**INFORMATION PROVIDED**

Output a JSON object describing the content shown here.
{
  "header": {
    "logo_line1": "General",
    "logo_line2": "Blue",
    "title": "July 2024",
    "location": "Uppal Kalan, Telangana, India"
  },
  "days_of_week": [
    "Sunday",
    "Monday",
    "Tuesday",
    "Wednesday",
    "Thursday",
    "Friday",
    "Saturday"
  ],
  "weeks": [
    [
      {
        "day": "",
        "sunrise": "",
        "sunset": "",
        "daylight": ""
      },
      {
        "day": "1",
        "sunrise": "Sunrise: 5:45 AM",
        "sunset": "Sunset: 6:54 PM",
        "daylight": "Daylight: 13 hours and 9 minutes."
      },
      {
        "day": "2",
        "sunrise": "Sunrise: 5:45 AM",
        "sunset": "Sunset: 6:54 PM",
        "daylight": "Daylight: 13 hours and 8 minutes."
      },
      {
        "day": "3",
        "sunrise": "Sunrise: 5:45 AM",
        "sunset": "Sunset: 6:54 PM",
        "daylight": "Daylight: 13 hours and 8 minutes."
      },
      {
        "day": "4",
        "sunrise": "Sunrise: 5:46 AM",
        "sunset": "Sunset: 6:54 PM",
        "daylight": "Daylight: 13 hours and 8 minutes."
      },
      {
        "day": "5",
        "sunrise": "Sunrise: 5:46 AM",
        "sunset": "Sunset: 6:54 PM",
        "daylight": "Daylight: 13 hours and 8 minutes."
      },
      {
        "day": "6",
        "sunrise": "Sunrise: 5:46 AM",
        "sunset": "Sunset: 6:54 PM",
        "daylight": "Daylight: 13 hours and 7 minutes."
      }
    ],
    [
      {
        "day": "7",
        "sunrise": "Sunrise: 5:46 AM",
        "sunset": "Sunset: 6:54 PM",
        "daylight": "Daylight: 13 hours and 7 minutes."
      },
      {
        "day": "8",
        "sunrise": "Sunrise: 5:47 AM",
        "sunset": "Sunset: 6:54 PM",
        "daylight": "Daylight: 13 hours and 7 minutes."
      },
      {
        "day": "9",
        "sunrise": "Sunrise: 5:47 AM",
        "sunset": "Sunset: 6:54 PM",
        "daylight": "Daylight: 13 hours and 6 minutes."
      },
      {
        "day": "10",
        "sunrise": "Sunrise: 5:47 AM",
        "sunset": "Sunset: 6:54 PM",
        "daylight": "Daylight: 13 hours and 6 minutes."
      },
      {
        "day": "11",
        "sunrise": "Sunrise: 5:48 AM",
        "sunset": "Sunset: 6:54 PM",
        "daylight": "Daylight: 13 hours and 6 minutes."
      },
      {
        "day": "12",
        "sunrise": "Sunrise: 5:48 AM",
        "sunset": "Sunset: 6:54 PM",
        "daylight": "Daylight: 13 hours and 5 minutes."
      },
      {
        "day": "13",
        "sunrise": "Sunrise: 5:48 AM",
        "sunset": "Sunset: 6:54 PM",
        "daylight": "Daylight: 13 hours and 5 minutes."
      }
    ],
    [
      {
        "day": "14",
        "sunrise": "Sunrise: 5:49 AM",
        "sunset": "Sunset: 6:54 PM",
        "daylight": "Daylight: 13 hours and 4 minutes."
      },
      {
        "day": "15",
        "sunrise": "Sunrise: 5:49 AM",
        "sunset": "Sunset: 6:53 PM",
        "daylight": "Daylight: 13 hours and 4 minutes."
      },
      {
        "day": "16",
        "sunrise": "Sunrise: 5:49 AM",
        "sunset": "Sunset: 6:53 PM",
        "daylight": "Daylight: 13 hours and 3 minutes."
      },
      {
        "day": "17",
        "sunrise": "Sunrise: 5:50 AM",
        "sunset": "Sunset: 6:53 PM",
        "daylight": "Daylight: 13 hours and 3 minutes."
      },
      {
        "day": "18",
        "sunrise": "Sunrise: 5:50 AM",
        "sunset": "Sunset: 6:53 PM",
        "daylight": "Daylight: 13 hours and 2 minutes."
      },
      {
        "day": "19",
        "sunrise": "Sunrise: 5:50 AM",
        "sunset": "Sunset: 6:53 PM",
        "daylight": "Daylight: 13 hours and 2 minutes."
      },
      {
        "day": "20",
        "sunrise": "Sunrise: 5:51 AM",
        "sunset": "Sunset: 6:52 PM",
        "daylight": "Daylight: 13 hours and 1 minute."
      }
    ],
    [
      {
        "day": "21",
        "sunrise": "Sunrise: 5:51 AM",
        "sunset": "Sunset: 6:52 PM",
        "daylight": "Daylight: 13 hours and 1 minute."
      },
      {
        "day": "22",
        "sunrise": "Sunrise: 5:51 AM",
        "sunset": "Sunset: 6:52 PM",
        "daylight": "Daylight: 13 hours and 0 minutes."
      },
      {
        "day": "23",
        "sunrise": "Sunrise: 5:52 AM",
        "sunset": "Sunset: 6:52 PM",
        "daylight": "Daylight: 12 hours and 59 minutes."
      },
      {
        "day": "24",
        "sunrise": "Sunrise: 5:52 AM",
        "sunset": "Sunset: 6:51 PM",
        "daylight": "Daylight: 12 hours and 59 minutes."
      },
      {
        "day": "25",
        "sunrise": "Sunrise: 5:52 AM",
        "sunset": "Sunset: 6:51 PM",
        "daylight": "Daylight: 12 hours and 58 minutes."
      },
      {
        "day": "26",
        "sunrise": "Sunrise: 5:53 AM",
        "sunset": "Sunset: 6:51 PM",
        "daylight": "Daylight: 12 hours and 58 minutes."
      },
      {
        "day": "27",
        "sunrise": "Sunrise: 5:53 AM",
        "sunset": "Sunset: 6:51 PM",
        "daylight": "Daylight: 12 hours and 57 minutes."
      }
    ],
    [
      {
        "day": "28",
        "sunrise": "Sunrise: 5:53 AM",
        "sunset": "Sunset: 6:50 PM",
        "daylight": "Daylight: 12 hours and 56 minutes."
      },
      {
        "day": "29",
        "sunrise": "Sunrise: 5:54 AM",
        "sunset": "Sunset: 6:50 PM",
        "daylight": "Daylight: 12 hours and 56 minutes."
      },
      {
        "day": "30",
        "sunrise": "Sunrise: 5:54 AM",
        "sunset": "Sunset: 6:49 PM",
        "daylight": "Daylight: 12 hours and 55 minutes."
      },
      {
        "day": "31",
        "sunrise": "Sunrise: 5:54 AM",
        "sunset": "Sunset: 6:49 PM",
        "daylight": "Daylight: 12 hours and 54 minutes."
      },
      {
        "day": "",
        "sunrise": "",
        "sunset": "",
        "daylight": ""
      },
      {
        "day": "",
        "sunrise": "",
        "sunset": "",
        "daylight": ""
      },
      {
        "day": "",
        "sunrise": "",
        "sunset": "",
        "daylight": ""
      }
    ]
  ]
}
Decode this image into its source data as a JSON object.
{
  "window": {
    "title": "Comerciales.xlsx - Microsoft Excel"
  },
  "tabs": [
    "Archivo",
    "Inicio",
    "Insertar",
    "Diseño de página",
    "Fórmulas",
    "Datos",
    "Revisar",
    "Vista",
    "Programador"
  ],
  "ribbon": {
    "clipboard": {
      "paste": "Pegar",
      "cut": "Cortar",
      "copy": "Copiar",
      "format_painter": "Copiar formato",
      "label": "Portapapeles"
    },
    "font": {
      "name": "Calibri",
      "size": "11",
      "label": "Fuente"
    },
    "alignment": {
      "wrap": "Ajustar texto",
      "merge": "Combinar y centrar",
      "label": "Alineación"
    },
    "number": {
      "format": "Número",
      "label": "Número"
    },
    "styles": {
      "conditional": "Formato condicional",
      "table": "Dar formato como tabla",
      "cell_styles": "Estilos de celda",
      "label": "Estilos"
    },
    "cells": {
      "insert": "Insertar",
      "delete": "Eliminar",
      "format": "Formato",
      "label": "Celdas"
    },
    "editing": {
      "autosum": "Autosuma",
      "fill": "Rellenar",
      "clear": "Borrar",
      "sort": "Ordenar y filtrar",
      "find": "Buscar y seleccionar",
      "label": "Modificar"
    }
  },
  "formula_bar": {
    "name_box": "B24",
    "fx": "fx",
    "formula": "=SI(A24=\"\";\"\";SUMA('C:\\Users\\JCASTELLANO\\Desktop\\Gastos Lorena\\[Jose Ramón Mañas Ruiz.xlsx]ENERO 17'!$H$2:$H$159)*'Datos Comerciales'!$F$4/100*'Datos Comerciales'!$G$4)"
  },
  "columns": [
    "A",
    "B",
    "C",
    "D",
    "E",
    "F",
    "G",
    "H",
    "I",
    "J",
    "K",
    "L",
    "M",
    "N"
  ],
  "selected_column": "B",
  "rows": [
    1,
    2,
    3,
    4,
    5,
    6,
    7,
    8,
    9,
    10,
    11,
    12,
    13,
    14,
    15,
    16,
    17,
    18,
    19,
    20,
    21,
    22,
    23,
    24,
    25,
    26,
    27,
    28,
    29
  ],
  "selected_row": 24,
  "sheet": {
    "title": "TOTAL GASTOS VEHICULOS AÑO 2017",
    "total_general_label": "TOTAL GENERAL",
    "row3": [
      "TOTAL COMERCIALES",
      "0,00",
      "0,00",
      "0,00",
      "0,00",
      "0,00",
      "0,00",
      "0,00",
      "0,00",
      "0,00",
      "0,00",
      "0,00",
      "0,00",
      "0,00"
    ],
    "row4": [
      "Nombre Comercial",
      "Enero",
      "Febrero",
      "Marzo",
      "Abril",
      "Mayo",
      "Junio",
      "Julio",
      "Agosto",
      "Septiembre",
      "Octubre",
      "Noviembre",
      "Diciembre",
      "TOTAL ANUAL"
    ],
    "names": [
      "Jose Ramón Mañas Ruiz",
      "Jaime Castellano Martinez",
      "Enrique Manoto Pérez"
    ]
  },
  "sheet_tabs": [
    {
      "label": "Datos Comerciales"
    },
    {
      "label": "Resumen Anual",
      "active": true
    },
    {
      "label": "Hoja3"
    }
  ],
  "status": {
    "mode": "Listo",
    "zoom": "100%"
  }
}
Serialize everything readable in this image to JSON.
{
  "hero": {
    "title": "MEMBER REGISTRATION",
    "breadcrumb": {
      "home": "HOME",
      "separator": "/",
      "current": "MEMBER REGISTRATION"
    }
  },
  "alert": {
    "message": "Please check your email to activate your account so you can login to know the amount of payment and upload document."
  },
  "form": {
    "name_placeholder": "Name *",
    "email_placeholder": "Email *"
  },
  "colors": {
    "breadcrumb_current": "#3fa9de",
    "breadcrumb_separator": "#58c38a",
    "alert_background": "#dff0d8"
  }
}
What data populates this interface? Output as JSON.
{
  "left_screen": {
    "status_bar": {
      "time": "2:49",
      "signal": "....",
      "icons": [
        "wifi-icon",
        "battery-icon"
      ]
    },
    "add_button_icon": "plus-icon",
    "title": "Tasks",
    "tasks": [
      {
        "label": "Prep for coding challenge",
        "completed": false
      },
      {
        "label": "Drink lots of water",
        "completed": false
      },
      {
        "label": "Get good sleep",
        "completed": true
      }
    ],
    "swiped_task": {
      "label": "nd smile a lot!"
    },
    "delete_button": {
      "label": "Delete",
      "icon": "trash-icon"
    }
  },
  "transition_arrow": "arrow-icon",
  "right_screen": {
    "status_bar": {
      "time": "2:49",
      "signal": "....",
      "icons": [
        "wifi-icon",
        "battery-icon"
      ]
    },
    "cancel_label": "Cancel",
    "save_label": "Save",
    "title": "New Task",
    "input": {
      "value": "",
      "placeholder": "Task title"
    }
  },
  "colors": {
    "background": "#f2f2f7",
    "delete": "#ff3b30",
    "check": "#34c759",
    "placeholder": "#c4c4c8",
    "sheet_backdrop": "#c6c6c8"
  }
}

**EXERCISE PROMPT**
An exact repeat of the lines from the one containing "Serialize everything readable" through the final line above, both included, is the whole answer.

**ANSWER AREA**
Serialize everything readable in this image to JSON.
{
  "hero": {
    "title": "MEMBER REGISTRATION",
    "breadcrumb": {
      "home": "HOME",
      "separator": "/",
      "current": "MEMBER REGISTRATION"
    }
  },
  "alert": {
    "message": "Please check your email to activate your account so you can login to know the amount of payment and upload document."
  },
  "form": {
    "name_placeholder": "Name *",
    "email_placeholder": "Email *"
  },
  "colors": {
    "breadcrumb_current": "#3fa9de",
    "breadcrumb_separator": "#58c38a",
    "alert_background": "#dff0d8"
  }
}
What data populates this interface? Output as JSON.
{
  "left_screen": {
    "status_bar": {
      "time": "2:49",
      "signal": "....",
      "icons": [
        "wifi-icon",
        "battery-icon"
      ]
    },
    "add_button_icon": "plus-icon",
    "title": "Tasks",
    "tasks": [
      {
        "label": "Prep for coding challenge",
        "completed": false
      },
      {
        "label": "Drink lots of water",
        "completed": false
      },
      {
        "label": "Get good sleep",
        "completed": true
      }
    ],
    "swiped_task": {
      "label": "nd smile a lot!"
    },
    "delete_button": {
      "label": "Delete",
      "icon": "trash-icon"
    }
  },
  "transition_arrow": "arrow-icon",
  "right_screen": {
    "status_bar": {
      "time": "2:49",
      "signal": "....",
      "icons": [
        "wifi-icon",
        "battery-icon"
      ]
    },
    "cancel_label": "Cancel",
    "save_label": "Save",
    "title": "New Task",
    "input": {
      "value": "",
      "placeholder": "Task title"
    }
  },
  "colors": {
    "background": "#f2f2f7",
    "delete": "#ff3b30",
    "check": "#34c759",
    "placeholder": "#c4c4c8",
    "sheet_backdrop": "#c6c6c8"
  }
}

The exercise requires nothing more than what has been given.